So what is driving this trend? It doesn’t seem to be a lack of opportunities in traditional workplaces. Numerous pieces of research into the reasons for choosing self-employment show that nearly everyone who makes the leap does it for positive reasons.

IPSE speaks to people in this group every day and what shines through is that they have taken control of their lives in every respect. They can move around, sharing their knowledge and views with what are often still largely male-dominated companies and boards without the politics, greasy pole or glass ceilings. More than that, they can pick and choose how they work, when they work and who they work with. In fact, the data shows that self-employed people are happier with their work than employees.
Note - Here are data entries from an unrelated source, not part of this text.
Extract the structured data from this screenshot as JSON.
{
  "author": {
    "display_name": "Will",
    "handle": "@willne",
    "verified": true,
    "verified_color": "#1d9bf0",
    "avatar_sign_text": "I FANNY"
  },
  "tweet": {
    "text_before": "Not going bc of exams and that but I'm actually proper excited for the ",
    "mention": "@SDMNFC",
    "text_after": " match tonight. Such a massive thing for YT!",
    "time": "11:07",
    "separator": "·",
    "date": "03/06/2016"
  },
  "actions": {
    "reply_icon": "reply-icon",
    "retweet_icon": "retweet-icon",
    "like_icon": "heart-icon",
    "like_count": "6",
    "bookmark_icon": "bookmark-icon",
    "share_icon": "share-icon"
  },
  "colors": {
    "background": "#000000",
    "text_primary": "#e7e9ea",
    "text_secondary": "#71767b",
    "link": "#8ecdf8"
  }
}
What is in no doubt is that freelancing is a feminist issue. Women are flooding into self-employment because it works for them. It also works for the UK economy.

Freelancers and the self-employed are natural innovators, many start their own microbusinesses because they have a creative idea or new perspective that they feel gives them, and any client they work with, a competitive advantage. Professor John Kitching from Kingston University’s Small Business Research Centre, which produced the research, describes the rise in self-employment as “…one of the key competitive advantages of the modern UK economy.”
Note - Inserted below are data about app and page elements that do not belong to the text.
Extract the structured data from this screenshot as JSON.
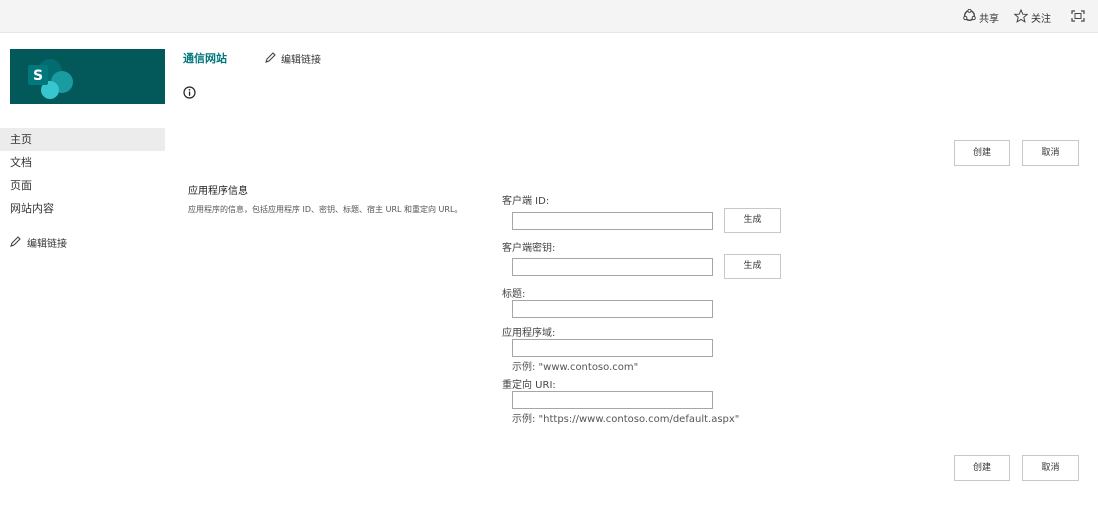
{
  "topbar": {
    "share_label": "共享",
    "follow_label": "关注"
  },
  "header": {
    "site_title": "通信网站",
    "edit_links_label": "编辑链接",
    "logo_letter": "S"
  },
  "nav": {
    "items": [
      {
        "label": "主页",
        "active": true
      },
      {
        "label": "文档",
        "active": false
      },
      {
        "label": "页面",
        "active": false
      },
      {
        "label": "网站内容",
        "active": false
      }
    ],
    "edit_links_label": "编辑链接"
  },
  "actions": {
    "create_label": "创建",
    "cancel_label": "取消"
  },
  "form": {
    "section_title": "应用程序信息",
    "section_description": "应用程序的信息，包括应用程序 ID、密钥、标题、宿主 URL 和重定向 URL。",
    "client_id": {
      "label": "客户端 ID:",
      "value": "",
      "generate_label": "生成"
    },
    "client_secret": {
      "label": "客户端密钥:",
      "value": "",
      "generate_label": "生成"
    },
    "title": {
      "label": "标题:",
      "value": ""
    },
    "app_domain": {
      "label": "应用程序域:",
      "value": "",
      "hint": "示例: \"www.contoso.com\""
    },
    "redirect_uri": {
      "label": "重定向 URI:",
      "value": "",
      "hint": "示例: \"https://www.contoso.com/default.aspx\""
    }
  },
  "colors": {
    "brand": "#03585a",
    "link": "#03787c",
    "topbar": "#f4f4f4"
  },
  "icons": {
    "share": "share-icon",
    "follow": "star-icon",
    "fullscreen": "fullscreen-icon",
    "edit": "pencil-icon",
    "info": "info-icon",
    "logo": "sharepoint-logo-icon"
  }
}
The rise is part of the general trend in the UK towards more modern ways of working as the self-employed population has risen to 4.8 million. That is one in seven workers, and they add a total of approximately £275bn to the UK economy – enough to fund the NHS twice.

All of this is good news but there are real challenges that the self-employed that need clients, government and the sector to work together to address. There is a pensions crisis brewing for the self-employed, particularly for women. The Small Business Commissioner was a positive step on late payment but he needs more teeth. The tax system for the self-employed is a mess with HMRC struggling to adapt to modern working practices and instead trying to push people back into employment, if only for tax purposes. Tellingly, in IPSE’s last survey of freelancer confidence government policies outside Brexit were considered to be more of a drag on their business than Brexit.

IPSE is ready to help deliver an economy that is modern, better for women and better for the UK as a whole. We urge the Government to join us.

 

The full Self-Employment in the Modern Economy Report can be seen here